Saturday, 8 May 2010
REVIEW: Four Lions
Clearly not content with already being Daily mail enemy number one after his infamous (and hilarious) Brass Eye pedophile mockumentary. Now Chris Morris, entirely true to character, makes his movie directorial debut with a nice, breezy comedy about jihadist suicide bombers. Obviously. But Morris doesn't just seek out controversy for it's sake. There's a method in his assassination-baiting, and he always has something to say, and does so intricately, intelligently and most importantly, hilariously.
I'll say I was more then a little apprehensive about this movie's potential for xenophobia, in that it was going to be a film that ostensibly mocked Islam written by a bunch of western white guys. But thankfully, it's not just an ignorant free for all against Islam. It's knowledgeable enough about the culture to mock it with credulity and value. But with the inevitable political correctness panic all met with and addressed, I'll go on to say that Four Lions is one of the best British films I've seen in the last couple of years, probably since Fish Tank. ( Moon may be made with British Money etc, but since every character big and small is American, I wouldn't really say that it counts) Perhaps because it's main target is the culture and the delusions of the suicide bomber, and the sheer stupidity and hypocrisy of the notion of martyrdom. These are suckers, and in all but one case - Nigel Lindsay's odious and ego-maniacal caucasian convert Barry, who is basically The Big Lebowski's Walter Sobchak if he were a Jihadi - well meaning and good human beings, most notably Omar (played terrifically by Riz Ahmed) who when not planning his own glorious martyrdom is being a loving husband and father and otherwise admirable human being.

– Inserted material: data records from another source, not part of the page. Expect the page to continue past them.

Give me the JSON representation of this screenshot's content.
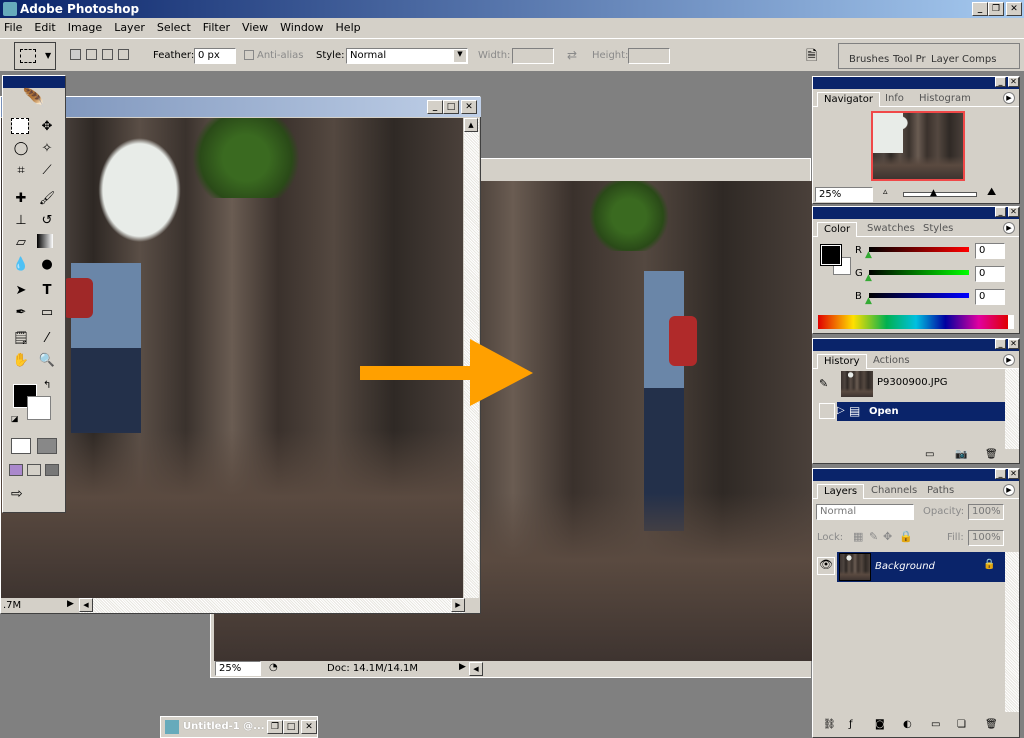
{
  "app": {
    "title": "Adobe Photoshop"
  },
  "menu": [
    "File",
    "Edit",
    "Image",
    "Layer",
    "Select",
    "Filter",
    "View",
    "Window",
    "Help"
  ],
  "options": {
    "feather_label": "Feather:",
    "feather_value": "0 px",
    "antialias_label": "Anti-alias",
    "style_label": "Style:",
    "style_value": "Normal",
    "width_label": "Width:",
    "height_label": "Height:"
  },
  "palette_well": {
    "tabs": [
      "Brushes",
      "Tool Pr",
      "Layer Comps"
    ]
  },
  "doc1": {
    "status": ".7M"
  },
  "doc2": {
    "zoom": "25%",
    "status": "Doc: 14.1M/14.1M"
  },
  "minimized": {
    "title": "Untitled-1 @..."
  },
  "navigator": {
    "tabs": [
      "Navigator",
      "Info",
      "Histogram"
    ],
    "zoom": "25%"
  },
  "color": {
    "tabs": [
      "Color",
      "Swatches",
      "Styles"
    ],
    "channels": [
      {
        "label": "R",
        "value": "0",
        "color": "#ff0000"
      },
      {
        "label": "G",
        "value": "0",
        "color": "#00ff00"
      },
      {
        "label": "B",
        "value": "0",
        "color": "#0000ff"
      }
    ],
    "foreground": "#000000",
    "background": "#ffffff"
  },
  "history": {
    "tabs": [
      "History",
      "Actions"
    ],
    "snapshot": "P9300900.JPG",
    "items": [
      {
        "label": "Open",
        "selected": true
      }
    ]
  },
  "layers": {
    "tabs": [
      "Layers",
      "Channels",
      "Paths"
    ],
    "blend": "Normal",
    "opacity_label": "Opacity:",
    "opacity": "100%",
    "lock_label": "Lock:",
    "fill_label": "Fill:",
    "fill": "100%",
    "items": [
      {
        "name": "Background",
        "locked": true,
        "visible": true
      }
    ]
  },
  "arrow_color": "#ffa000"
}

As funny as the film is, its the humanity of these characters that lends it the weight it needed to become something more then an off-color joke.
The film's climax amplifies all of this, in an ending so perfect and on point, in which they come to realize how ultimately pointless and ridiculous suicide their moment of supposed glory actually is. This is most notable in the character of Waj, who spends the most of the film being hilarious in a kind of peer-pressure cheerful delirium, but Kayvan Novak (E4's Fonejacker) lends the character such a tragic innocence in these final scenes that is moving in a way I had no expectation for it to be, and there are few more rewarding cinema experiences then that. Four Lions is very funny, but by blending its humor with its dark message and sense of humanity, it all worked so much better. It leaves you regretting that Morris hasn't been doing this kind of thing for the last ten years really.